Goal of the exercise:
Print the records below word for word, but leave out the pictures.

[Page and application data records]
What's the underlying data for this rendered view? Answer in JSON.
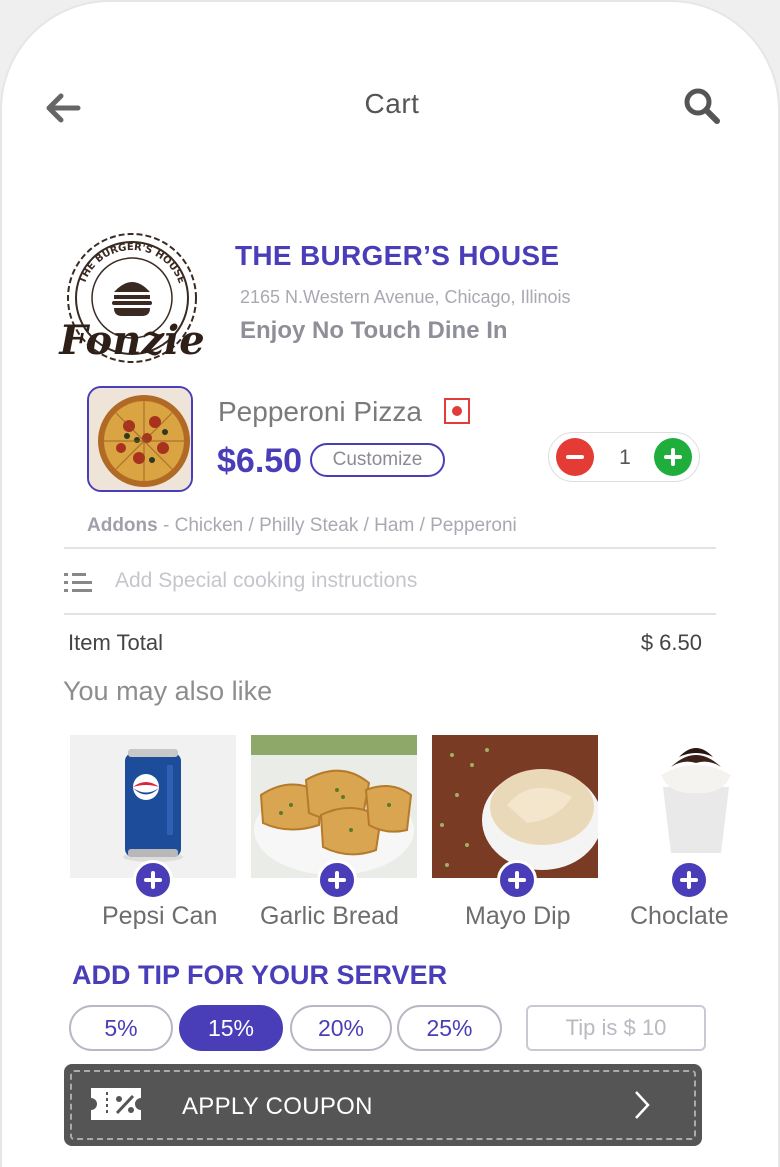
{
  "header": {
    "title": "Cart",
    "back_icon": "back-arrow-icon",
    "search_icon": "search-icon"
  },
  "restaurant": {
    "logo_text_top": "THE BURGER'S HOUSE",
    "logo_text_script": "Fonzie",
    "name": "THE BURGER’S HOUSE",
    "address": "2165 N.Western Avenue, Chicago, Illinois",
    "tagline": "Enjoy No Touch Dine In"
  },
  "cart_item": {
    "name": "Pepperoni Pizza",
    "price": "$6.50",
    "customize_label": "Customize",
    "quantity": "1",
    "addons_label": "Addons",
    "addons_list": " - Chicken / Philly Steak / Ham / Pepperoni",
    "veg_indicator_color": "#e23b3b"
  },
  "instructions": {
    "placeholder": "Add Special cooking instructions"
  },
  "totals": {
    "item_total_label": "Item Total",
    "item_total_value": "$ 6.50"
  },
  "suggestions": {
    "title": "You may also like",
    "items": [
      {
        "label": "Pepsi Can"
      },
      {
        "label": "Garlic Bread"
      },
      {
        "label": "Mayo Dip"
      },
      {
        "label": "Choclate"
      }
    ]
  },
  "tip": {
    "title": "ADD TIP FOR YOUR SERVER",
    "options": [
      "5%",
      "15%",
      "20%",
      "25%"
    ],
    "selected": "15%",
    "custom_placeholder": "Tip is $ 10"
  },
  "coupon": {
    "label": "APPLY COUPON"
  },
  "colors": {
    "brand": "#4a3eb8",
    "minus": "#e53b35",
    "plus": "#1fae3c",
    "coupon_bg": "#555555"
  }
}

Worked solution:
What's the underlying data for this rendered view? Answer in JSON.
{
  "header": {
    "title": "Cart",
    "back_icon": "back-arrow-icon",
    "search_icon": "search-icon"
  },
  "restaurant": {
    "logo_text_top": "THE BURGER'S HOUSE",
    "logo_text_script": "Fonzie",
    "name": "THE BURGER’S HOUSE",
    "address": "2165 N.Western Avenue, Chicago, Illinois",
    "tagline": "Enjoy No Touch Dine In"
  },
  "cart_item": {
    "name": "Pepperoni Pizza",
    "price": "$6.50",
    "customize_label": "Customize",
    "quantity": "1",
    "addons_label": "Addons",
    "addons_list": " - Chicken / Philly Steak / Ham / Pepperoni",
    "veg_indicator_color": "#e23b3b"
  },
  "instructions": {
    "placeholder": "Add Special cooking instructions"
  },
  "totals": {
    "item_total_label": "Item Total",
    "item_total_value": "$ 6.50"
  },
  "suggestions": {
    "title": "You may also like",
    "items": [
      {
        "label": "Pepsi Can"
      },
      {
        "label": "Garlic Bread"
      },
      {
        "label": "Mayo Dip"
      },
      {
        "label": "Choclate"
      }
    ]
  },
  "tip": {
    "title": "ADD TIP FOR YOUR SERVER",
    "options": [
      "5%",
      "15%",
      "20%",
      "25%"
    ],
    "selected": "15%",
    "custom_placeholder": "Tip is $ 10"
  },
  "coupon": {
    "label": "APPLY COUPON"
  },
  "colors": {
    "brand": "#4a3eb8",
    "minus": "#e53b35",
    "plus": "#1fae3c",
    "coupon_bg": "#555555"
  }
}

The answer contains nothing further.